More from the critics
The Ice Bucket Challenge has been under fire from other critics, too. Concern has been cited over whether the campaign trivialises something serious, and encourages people to simply do one superficial, unrelated activity, rather than get involved in ongoing and meaningful charitable activities. Tom Peck from the UK’s Independent newspaper points out that many of the celebrities failed to even mention ALS or the aim of the challenge in their clips.
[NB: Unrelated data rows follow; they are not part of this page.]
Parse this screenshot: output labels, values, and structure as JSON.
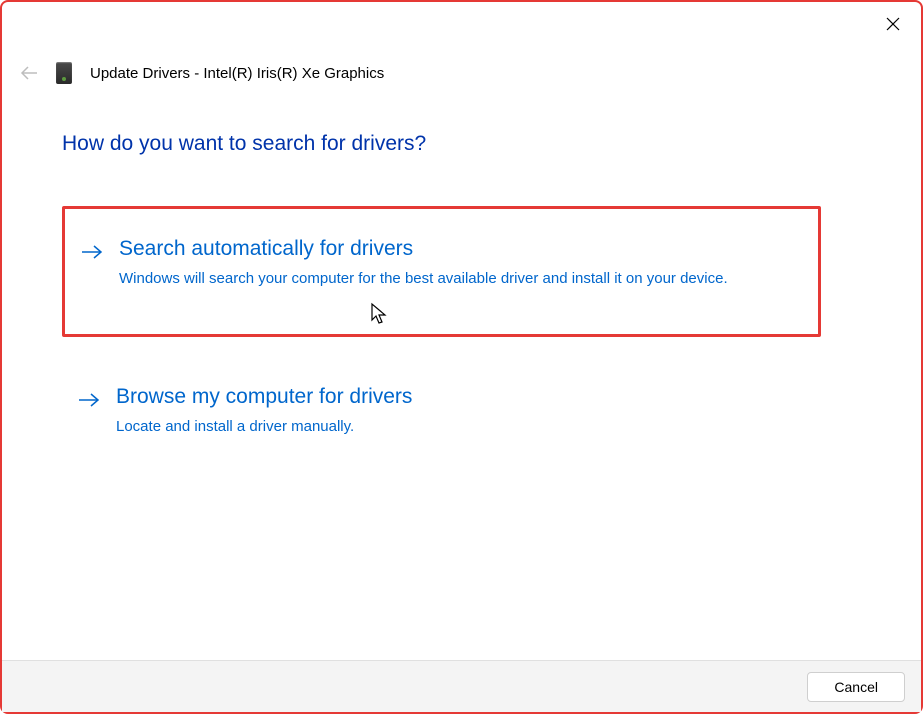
{
  "window": {
    "title": "Update Drivers - Intel(R) Iris(R) Xe Graphics"
  },
  "heading": "How do you want to search for drivers?",
  "options": [
    {
      "title": "Search automatically for drivers",
      "description": "Windows will search your computer for the best available driver and install it on your device."
    },
    {
      "title": "Browse my computer for drivers",
      "description": "Locate and install a driver manually."
    }
  ],
  "footer": {
    "cancel_label": "Cancel"
  }
}
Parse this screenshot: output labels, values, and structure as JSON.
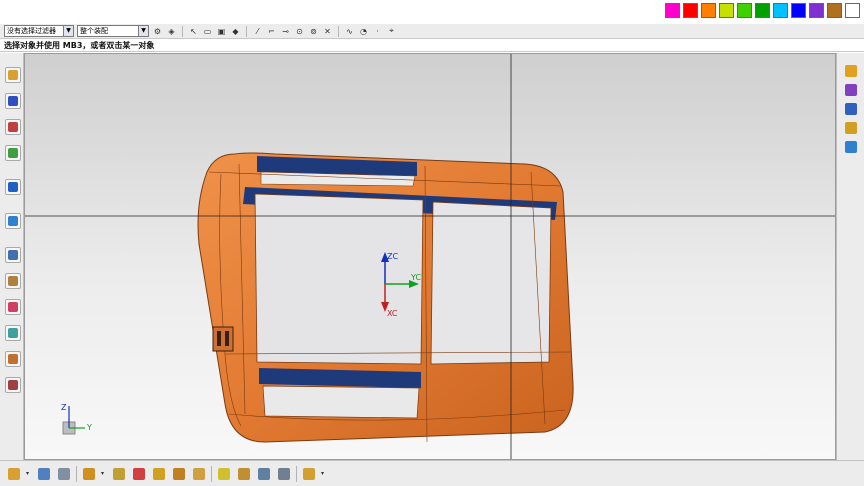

As with any dare or challenge, there are those that want to do it bigger and better than their peers. Exposing the body to extreme cold is not without adverse health implications, more serious for some than others. Dr JVS Vidya Sagar, head of department of orthopaedics and sports medicine at Aware Global Hospitals, said, “The biological activity of the cell stops at low temperatures. There could also be risk of breathing difficulties. Being exposed to prolonged cold can result in shock and harm people with heart problems or airway diseases such as asthma and can also lead to sudden death.” Dr. Brian O’Neill of the Detroit Medical Center also advises that participants should proceed with caution to avoid the significant dangers inherent in having cold water thrown over the face and head. There have already been injuries, and two deaths: the first from a 40-year-old in New Zealand who went into cardiac arrest, and the second, a teenager from Scotland, who appeared to be trying to do it bigger and better.
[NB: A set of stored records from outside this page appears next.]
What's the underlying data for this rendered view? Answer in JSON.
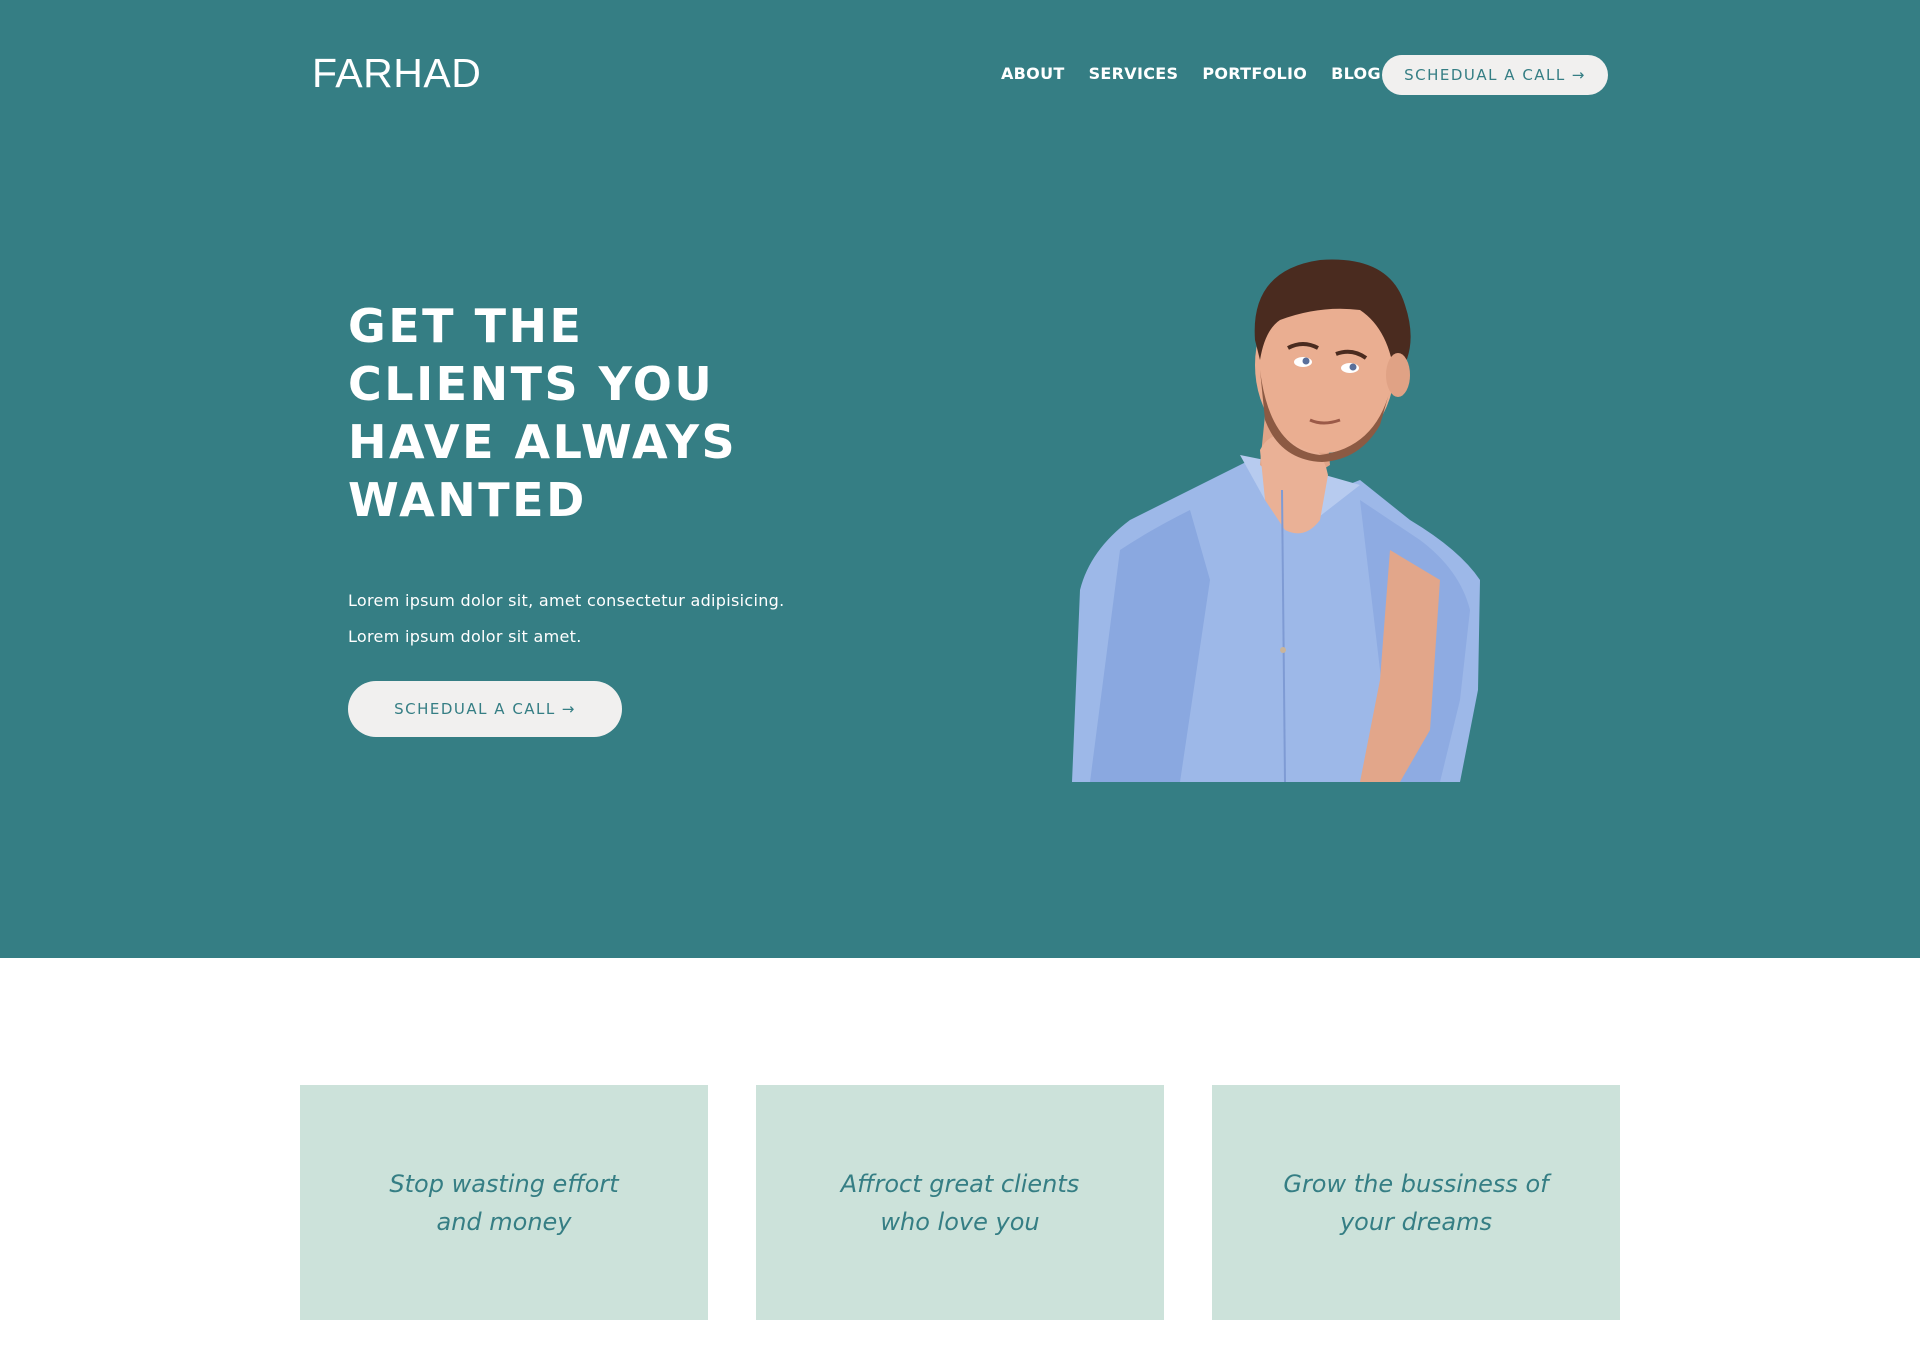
{
  "header": {
    "logo": "FARHAD",
    "nav": [
      "ABOUT",
      "SERVICES",
      "PORTFOLIO",
      "BLOG"
    ],
    "cta_label": "SCHEDUAL A CALL",
    "cta_arrow": "→"
  },
  "hero": {
    "headline_lines": [
      "GET THE",
      "CLIENTS YOU",
      "HAVE ALWAYS",
      "WANTED"
    ],
    "sub_lines": [
      "Lorem ipsum dolor sit, amet consectetur adipisicing.",
      "Lorem ipsum dolor sit amet."
    ],
    "cta_label": "SCHEDUAL A CALL",
    "cta_arrow": "→"
  },
  "cards": [
    {
      "lines": [
        "Stop wasting effort",
        "and money"
      ]
    },
    {
      "lines": [
        "Affroct great clients",
        "who love you"
      ]
    },
    {
      "lines": [
        "Grow the bussiness of",
        "your dreams"
      ]
    }
  ],
  "colors": {
    "hero_bg": "#357e84",
    "button_bg": "#f1f0ef",
    "card_bg": "#cce2da",
    "accent_text": "#357e84"
  }
}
Stop now – it’s all going to end in tears!
How many times did your mother say that to you when you were having fun as a child? And how many times was she right? Let’s do this right and save ourselves the tears. With the right pressure from all of us applied in the right places, this campaign, which started with utterly good intentions, can be a roaring success – in the way it was intended. To look for ways to prevent, alleviate and cure ALS.
Surely, we don’t need to waste such a precious commodity as water to donate to just causes? There are too many places in the world where water is at a premium. And surely we can afford to spend the time getting properly educated about what’s out there and working for ALS, instead of watching clip after clip of the same thing?
Call to Action
If you’re still determined you want to take part in the ice bucket challenge, please remember to include a reason why you’re doing it and how and where to donate in your clip. Better still, post a link to more information on ALS alongside your video clip so you can raise awareness and educate your followers
Donate 30 mins of your time to educate yourself about ALS by looking at different sources of published and peer-reviewed research – don’t just focus on the studies listed on the ALS/NMD websites. What’s important is to look at all the ways we can reduce the morbidity (disease) and mortality (death) associated with the disease. Greenmedinfo.com is a good place to start because they’ve done the hard work for you!
Consider sharing your resources by getting involved in some ongoing, meaningful charity work. It doesn’t have to be money – time, networking, creative endeavours and fundraising are all incredibly useful
If you are able and willing to donate money, then do your research and follow the money to see where and how it’ll be used by the charity. There are plenty of small charities that are really doing an amazing job out there, often in terrible and desperate circumstances. They don’t have huge rafts of staff or massive executive salaries, but are at the coalface of human, animal and environmental suffering on a daily basis. And they really need us!